New stock assessment reveals largest recorded biomass since assessments began The recovery of Pacific bluefin tuna has achieved a major milestone—the species exceeded international targets a decade ahead of schedule. The rebuilding of Pacific bluefin tuna reflects a fisheries management success. Posted on 1 Jul
Temperature-driven movement of Alaska Pollock
Scientists use innovative technology to track northwest migrations Scientists use innovative technology to track northwest migrations in the late spring and early summer and southeast migrations in the winter. Posted on 29 Jun
Podcast: Tackling Sea Turtle Bycatch
Dive In with NOAA Fisheries The latest episode of Dive In with NOAA Fisheries highlights an international program that's taking a community-based approach to reducing bycatch of protected sea turtles along the Pacific coast of Mexico.
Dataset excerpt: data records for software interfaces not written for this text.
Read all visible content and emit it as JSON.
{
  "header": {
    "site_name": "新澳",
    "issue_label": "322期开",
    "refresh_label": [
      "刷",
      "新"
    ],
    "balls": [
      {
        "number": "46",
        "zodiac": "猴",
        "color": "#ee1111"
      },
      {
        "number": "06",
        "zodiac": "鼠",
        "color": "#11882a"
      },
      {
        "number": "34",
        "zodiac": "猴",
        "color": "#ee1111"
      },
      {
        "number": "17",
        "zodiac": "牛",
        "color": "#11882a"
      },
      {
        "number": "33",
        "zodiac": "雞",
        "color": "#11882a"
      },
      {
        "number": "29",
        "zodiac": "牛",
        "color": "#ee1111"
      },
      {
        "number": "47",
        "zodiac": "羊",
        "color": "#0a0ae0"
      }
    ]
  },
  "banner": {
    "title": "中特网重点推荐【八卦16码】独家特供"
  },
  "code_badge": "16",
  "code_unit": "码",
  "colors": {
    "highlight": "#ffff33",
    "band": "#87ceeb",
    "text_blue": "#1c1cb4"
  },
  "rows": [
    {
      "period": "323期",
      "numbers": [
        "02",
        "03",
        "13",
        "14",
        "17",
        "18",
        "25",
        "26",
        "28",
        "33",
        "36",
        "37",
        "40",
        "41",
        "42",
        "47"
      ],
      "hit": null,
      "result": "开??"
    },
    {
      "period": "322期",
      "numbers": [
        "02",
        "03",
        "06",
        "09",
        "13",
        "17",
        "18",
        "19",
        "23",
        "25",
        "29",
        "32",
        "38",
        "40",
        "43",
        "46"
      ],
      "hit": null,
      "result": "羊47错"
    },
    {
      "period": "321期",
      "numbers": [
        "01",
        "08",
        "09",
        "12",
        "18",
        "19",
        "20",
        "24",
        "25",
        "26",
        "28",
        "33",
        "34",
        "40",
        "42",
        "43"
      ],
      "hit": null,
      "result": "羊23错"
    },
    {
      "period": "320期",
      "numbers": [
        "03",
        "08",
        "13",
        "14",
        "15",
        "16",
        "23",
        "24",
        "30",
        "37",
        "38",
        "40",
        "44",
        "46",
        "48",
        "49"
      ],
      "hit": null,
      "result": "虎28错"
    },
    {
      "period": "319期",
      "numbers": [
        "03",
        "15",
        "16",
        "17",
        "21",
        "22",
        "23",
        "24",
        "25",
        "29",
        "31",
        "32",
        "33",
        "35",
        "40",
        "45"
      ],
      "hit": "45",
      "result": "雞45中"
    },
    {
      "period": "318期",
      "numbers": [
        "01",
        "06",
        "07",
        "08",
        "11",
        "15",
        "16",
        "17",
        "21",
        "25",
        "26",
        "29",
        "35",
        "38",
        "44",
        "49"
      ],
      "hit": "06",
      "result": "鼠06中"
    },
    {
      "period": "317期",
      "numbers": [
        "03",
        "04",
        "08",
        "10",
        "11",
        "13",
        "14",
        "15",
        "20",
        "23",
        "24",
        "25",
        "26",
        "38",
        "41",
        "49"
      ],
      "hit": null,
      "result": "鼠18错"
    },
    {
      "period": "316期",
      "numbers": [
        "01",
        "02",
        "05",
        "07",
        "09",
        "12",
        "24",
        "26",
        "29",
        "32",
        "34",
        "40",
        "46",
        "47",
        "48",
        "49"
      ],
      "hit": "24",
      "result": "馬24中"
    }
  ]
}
Posted on 24 Jun
Strategies to optimize sablefish sustainability
Scientists & fishermen collaborated to identify management approaches for this commercial species Sablefish don't recognize political boundaries. These highly migratory fish move freely across the state and national lines within which they are managed. Posted on 18 Jun
Largest salt marsh restoration in the Northeast
NOAA and partners help river herring safely reach spawning grounds by restoring a degraded estuary After decades of planning, NOAA and our partners are moving forward with the Herring River Restoration Project, the largest salt marsh restoration effort in the northeast United States. Posted on 17 Jun
Yelloweye rockfish and bocaccio need protection
No change warranted in Endangered Species Act status of two rockfish species in Puget Sound/Georgia NOAA Fisheries has reviewed the current status of threatened Puget Sound/Georgia Basin yelloweye rockfish and endangered bocaccio, as required under the Endangered Species Act. Posted on 16 Jun
Podcast: Teaching Kids to Fish and Love the Water
Dive in with NOAA Fisheries NOAA Fisheries and partners are working with communities in South Carolina to get kids involved in fishing and environmental conservation. Posted on 13 Jun
Frustrating experience for fishermen in Atlantic
Noaa fisheries continues to work with partners and fishermen to find solutions to shark depredation Shark depredation is the partial or complete removal of a hooked fish by a shark directly from an angler's line before the line can be retrieved. It is a growing concern for recreational anglers. Posted on 11 Jun
Maritimo 2023 S-Series FOOTER